Maintaining adequate calcium intake is important for bone and cardiovascular health. However, getting too much
calcium, particularly from supplements, can be harmful
, and has been associated with an increased risk of prostate cancer, kidney stones, and heart attack -- especially in post-menopausal women. Getting too much calcium from supplements has also been associated with an increased risk of age-related macular degeneration. Use of calcium supplements may increase the risk of dementia in elderly women who have evidence of cerebrovascular disease or who have a history of stroke.
For adults over age 50, 1,200 mg is the recommended daily intake of calcium from food and supplements combined (for adults under 50, it's 1,000 mg, while for older kids and teenagers it's 1,300 mg). If you can get it all from food, great. If you can get most of it from food, then limit your calcium supplement to just the amount you need. It is generally felt that calcium supplementation should not exceed 500 mg per dose and no more than 900 mg per day.
More information about calcium, including amounts of calcium in foods and our tests of calcium supplements, is found in the Calcium Supplements Review >>
INSTANT ACCESS TO REVIEW OVER 1000 PRODUCTS!
Learn More About Calcium Supplements
Can taking fish oil or calcium supplements increase my risk of prostate cancer? My doctor recommended that I stop taking them since I have an enlarged prostate. >>
Is there a danger of getting too much calcium from Tums? I take them frequently for heartburn. >>

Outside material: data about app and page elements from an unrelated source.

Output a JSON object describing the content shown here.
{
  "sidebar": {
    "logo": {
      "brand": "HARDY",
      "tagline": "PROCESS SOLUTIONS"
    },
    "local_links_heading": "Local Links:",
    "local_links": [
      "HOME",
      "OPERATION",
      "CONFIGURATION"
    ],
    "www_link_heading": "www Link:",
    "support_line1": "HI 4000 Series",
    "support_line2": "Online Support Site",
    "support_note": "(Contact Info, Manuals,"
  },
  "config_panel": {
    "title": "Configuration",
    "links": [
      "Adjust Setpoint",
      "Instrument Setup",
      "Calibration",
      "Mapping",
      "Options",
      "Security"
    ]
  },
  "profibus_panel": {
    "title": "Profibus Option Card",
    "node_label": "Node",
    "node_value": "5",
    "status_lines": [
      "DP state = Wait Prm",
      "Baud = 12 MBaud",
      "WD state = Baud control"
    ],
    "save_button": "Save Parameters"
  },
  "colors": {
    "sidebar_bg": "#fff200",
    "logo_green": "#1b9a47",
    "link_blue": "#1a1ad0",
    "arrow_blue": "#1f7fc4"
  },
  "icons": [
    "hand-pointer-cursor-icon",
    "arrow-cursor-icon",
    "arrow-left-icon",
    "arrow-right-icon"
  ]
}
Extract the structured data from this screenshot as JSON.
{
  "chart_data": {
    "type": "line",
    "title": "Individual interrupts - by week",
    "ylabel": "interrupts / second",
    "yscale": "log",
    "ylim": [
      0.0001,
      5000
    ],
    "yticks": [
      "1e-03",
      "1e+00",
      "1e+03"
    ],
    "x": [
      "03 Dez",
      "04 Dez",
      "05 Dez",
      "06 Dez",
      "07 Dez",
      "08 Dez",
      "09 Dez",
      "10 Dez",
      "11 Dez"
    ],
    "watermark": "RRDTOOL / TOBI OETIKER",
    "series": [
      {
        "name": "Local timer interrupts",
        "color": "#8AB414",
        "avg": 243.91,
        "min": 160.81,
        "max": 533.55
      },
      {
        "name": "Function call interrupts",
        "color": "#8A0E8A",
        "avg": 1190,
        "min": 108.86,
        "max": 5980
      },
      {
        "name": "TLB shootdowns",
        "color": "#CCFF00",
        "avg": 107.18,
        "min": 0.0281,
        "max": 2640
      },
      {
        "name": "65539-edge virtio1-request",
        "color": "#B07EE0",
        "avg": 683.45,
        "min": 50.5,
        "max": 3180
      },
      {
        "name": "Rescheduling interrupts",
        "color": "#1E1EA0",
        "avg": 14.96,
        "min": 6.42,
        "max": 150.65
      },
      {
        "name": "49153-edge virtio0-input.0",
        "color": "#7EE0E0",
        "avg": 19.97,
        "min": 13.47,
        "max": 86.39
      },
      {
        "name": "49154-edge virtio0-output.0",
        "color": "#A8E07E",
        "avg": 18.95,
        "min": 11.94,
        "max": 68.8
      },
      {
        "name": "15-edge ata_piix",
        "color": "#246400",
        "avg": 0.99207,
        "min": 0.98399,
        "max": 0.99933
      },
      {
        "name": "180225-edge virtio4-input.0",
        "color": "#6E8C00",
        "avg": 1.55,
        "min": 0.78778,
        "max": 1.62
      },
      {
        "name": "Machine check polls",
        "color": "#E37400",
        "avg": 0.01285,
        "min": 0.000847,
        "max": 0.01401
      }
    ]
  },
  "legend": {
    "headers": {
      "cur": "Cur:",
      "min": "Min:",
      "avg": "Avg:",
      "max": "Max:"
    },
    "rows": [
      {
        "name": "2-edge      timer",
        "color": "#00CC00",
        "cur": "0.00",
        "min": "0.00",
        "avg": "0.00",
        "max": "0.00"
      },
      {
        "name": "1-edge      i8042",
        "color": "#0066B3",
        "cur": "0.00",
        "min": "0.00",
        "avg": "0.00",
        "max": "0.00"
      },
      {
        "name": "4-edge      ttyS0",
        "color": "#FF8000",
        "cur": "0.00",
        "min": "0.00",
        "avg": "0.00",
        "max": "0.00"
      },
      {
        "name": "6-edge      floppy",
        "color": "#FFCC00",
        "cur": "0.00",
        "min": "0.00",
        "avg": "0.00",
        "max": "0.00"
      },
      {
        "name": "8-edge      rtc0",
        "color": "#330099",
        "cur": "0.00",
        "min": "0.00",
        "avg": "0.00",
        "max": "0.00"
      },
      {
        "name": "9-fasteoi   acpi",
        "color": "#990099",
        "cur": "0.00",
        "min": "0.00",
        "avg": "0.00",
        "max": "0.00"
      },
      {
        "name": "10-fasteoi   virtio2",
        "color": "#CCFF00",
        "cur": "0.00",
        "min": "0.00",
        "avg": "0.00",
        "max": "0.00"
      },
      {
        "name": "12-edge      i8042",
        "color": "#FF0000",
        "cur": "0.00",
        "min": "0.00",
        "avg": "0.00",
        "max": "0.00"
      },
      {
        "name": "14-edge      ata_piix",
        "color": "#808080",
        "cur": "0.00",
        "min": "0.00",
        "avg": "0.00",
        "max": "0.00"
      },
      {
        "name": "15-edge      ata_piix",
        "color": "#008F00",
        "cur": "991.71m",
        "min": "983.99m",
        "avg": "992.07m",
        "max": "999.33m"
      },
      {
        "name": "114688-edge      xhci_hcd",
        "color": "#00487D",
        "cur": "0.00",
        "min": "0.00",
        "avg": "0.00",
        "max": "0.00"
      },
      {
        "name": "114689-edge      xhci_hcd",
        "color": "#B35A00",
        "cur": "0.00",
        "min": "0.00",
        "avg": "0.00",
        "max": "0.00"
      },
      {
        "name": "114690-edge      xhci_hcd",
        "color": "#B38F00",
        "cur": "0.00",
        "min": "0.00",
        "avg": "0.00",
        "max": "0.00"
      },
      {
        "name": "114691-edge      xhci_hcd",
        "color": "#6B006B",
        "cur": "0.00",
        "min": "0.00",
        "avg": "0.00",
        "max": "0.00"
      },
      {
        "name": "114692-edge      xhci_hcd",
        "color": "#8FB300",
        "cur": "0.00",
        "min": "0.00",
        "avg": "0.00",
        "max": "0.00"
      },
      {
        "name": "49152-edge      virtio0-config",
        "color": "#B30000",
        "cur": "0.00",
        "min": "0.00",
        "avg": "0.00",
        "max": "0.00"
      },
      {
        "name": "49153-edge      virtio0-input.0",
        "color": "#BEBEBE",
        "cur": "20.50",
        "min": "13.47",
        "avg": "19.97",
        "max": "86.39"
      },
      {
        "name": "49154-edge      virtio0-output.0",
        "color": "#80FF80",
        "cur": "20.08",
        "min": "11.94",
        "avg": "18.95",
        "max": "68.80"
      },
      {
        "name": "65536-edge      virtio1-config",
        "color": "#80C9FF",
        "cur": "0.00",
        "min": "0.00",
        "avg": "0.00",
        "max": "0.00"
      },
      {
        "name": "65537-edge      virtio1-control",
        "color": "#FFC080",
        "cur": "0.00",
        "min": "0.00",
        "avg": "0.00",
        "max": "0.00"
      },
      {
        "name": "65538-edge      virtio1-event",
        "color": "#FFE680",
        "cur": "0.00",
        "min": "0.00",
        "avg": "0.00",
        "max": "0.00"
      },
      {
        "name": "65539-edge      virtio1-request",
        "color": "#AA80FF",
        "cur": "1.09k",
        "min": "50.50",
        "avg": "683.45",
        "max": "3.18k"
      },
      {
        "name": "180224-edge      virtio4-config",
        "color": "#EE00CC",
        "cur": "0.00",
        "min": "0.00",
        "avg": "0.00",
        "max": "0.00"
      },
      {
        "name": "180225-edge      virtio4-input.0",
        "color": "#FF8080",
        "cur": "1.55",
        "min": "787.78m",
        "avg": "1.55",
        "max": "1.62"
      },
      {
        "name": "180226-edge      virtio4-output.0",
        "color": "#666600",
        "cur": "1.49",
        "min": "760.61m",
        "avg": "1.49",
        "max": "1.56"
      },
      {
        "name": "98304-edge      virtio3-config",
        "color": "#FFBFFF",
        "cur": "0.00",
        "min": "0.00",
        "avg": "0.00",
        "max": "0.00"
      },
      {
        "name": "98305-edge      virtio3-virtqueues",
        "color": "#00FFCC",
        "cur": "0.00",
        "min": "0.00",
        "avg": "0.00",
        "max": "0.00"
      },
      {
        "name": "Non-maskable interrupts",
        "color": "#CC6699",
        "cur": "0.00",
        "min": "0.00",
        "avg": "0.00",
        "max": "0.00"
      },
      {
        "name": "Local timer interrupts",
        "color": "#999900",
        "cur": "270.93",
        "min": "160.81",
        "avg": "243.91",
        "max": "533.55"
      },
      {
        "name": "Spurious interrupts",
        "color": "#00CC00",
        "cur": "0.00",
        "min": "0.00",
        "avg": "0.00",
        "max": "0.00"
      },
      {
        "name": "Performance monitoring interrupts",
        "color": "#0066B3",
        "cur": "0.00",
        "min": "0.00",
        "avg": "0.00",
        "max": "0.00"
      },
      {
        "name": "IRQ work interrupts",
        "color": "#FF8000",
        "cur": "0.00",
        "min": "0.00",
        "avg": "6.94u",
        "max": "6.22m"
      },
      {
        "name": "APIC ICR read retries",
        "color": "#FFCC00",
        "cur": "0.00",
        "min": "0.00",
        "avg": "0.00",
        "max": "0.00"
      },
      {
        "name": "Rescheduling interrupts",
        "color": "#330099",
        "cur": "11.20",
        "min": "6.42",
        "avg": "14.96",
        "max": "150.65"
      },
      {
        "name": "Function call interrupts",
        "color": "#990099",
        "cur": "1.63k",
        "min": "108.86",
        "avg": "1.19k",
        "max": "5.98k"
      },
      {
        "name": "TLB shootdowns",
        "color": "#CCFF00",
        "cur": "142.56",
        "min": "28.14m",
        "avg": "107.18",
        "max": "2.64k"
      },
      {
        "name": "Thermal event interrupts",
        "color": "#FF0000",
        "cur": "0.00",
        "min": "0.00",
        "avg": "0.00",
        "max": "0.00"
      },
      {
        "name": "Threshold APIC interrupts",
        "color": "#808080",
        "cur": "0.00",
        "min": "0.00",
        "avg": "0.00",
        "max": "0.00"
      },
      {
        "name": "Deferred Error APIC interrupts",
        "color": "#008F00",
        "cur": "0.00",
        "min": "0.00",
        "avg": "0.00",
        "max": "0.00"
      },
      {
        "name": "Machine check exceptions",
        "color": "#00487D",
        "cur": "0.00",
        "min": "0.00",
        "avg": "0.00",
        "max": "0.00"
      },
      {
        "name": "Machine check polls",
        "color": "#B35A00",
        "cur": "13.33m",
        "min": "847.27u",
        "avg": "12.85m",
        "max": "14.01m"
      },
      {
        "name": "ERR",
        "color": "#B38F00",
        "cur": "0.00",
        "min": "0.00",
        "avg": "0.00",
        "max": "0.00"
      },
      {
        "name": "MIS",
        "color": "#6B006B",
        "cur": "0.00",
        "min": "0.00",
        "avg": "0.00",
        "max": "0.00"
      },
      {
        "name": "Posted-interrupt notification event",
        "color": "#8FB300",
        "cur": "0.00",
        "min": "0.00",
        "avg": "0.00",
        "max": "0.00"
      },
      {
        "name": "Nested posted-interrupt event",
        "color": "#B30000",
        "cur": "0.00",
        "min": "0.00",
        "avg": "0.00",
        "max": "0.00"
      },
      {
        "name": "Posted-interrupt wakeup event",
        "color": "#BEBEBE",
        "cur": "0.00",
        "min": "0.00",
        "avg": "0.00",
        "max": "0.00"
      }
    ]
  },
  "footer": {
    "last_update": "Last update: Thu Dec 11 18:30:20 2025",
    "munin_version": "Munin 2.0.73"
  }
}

Is it important to take calcium and magnesium together? >>
Is it safer to get calcium from foods than from supplements? How about from calcium-fortified orange juice and non-dairy milks? >>
I've read of dangers from taking calcium supplements -- such as the risk of developing arterial calcifications. I can't seem to find a multivitamin without calcium. Can you help me? >>